Directions for this task: Collect every line below that contains the word "Daily".

═════ Data

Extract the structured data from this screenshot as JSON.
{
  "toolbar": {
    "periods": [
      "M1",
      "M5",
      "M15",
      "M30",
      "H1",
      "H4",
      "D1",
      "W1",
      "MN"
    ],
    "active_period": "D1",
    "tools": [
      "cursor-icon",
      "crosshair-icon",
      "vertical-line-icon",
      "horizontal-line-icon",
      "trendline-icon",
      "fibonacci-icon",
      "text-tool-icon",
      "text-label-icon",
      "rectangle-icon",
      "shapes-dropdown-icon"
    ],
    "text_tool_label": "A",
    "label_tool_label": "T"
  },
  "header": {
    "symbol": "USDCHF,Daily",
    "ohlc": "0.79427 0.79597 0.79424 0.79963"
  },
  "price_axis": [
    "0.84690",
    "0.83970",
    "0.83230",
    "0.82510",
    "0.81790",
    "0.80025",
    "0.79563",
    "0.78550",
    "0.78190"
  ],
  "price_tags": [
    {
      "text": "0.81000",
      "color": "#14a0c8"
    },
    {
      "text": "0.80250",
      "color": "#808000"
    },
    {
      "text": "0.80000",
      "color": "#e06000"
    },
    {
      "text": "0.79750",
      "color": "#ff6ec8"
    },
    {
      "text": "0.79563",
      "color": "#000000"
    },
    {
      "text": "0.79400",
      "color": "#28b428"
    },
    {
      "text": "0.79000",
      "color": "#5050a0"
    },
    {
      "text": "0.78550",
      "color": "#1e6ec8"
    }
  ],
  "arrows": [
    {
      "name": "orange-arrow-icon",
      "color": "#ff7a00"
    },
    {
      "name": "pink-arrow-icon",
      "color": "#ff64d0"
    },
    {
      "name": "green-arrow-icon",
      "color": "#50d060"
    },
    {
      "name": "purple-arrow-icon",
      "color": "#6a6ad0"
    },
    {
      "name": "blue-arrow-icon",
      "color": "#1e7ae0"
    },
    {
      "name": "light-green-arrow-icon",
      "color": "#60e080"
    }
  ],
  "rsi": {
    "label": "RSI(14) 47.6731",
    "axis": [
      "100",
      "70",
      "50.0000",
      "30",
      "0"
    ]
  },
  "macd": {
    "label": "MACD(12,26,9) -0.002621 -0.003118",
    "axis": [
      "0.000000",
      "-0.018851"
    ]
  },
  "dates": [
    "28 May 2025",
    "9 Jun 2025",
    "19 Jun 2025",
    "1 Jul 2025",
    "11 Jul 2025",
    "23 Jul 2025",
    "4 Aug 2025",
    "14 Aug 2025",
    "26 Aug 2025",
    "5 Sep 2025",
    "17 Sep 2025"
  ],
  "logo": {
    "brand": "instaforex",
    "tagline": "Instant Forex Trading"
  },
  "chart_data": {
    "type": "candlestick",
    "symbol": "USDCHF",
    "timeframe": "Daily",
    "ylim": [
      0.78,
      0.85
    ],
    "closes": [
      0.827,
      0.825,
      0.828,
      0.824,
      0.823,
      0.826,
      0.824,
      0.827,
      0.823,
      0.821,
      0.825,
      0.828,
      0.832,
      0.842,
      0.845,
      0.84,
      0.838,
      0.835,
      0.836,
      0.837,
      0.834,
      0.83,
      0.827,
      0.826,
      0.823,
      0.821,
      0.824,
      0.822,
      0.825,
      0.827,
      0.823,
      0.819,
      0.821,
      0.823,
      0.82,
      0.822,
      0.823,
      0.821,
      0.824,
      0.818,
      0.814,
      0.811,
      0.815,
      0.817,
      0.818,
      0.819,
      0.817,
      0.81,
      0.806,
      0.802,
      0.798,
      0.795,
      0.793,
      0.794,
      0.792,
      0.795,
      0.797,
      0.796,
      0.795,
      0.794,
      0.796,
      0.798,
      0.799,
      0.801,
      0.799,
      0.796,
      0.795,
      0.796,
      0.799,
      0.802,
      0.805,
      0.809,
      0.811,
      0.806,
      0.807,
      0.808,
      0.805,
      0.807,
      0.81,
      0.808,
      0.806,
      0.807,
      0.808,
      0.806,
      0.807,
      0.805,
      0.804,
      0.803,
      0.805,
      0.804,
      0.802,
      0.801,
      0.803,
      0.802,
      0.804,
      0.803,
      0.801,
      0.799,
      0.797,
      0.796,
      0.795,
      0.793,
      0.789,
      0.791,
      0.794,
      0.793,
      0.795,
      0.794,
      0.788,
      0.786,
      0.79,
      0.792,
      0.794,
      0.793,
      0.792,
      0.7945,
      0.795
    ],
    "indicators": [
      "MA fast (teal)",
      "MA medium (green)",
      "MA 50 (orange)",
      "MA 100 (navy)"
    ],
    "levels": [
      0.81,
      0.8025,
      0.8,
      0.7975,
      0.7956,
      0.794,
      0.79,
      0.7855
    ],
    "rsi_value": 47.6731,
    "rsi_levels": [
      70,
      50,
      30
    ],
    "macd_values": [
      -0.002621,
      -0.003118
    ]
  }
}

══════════
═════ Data

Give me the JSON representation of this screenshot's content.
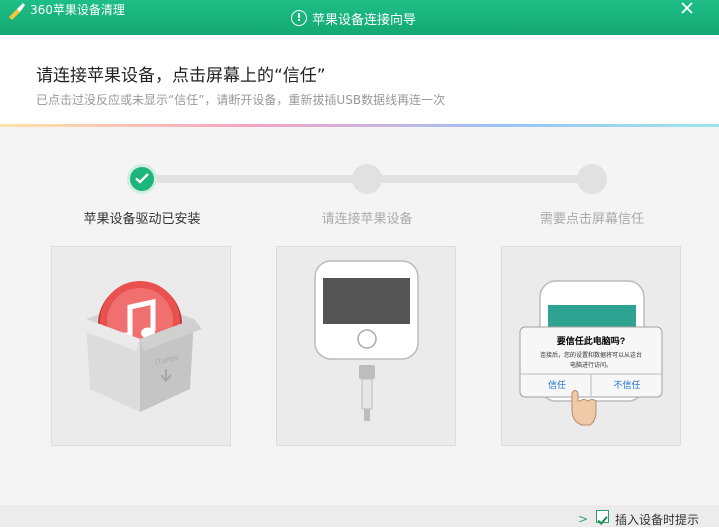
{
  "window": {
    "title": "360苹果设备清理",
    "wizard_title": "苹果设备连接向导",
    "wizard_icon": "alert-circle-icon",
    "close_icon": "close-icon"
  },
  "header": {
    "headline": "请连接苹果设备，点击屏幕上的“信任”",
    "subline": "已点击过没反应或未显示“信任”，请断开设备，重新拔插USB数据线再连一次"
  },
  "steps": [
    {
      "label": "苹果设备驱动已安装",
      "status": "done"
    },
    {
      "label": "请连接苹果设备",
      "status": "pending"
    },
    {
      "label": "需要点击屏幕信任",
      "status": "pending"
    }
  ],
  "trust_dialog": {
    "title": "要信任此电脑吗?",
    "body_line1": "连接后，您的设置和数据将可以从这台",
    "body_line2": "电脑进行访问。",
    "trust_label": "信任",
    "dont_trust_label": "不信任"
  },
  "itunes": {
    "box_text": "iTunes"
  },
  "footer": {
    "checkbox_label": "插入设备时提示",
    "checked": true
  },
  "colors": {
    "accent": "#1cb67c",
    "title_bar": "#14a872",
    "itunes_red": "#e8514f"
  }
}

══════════

Answer to the problem:
    "symbol": "USDCHF,Daily",
    "timeframe": "Daily",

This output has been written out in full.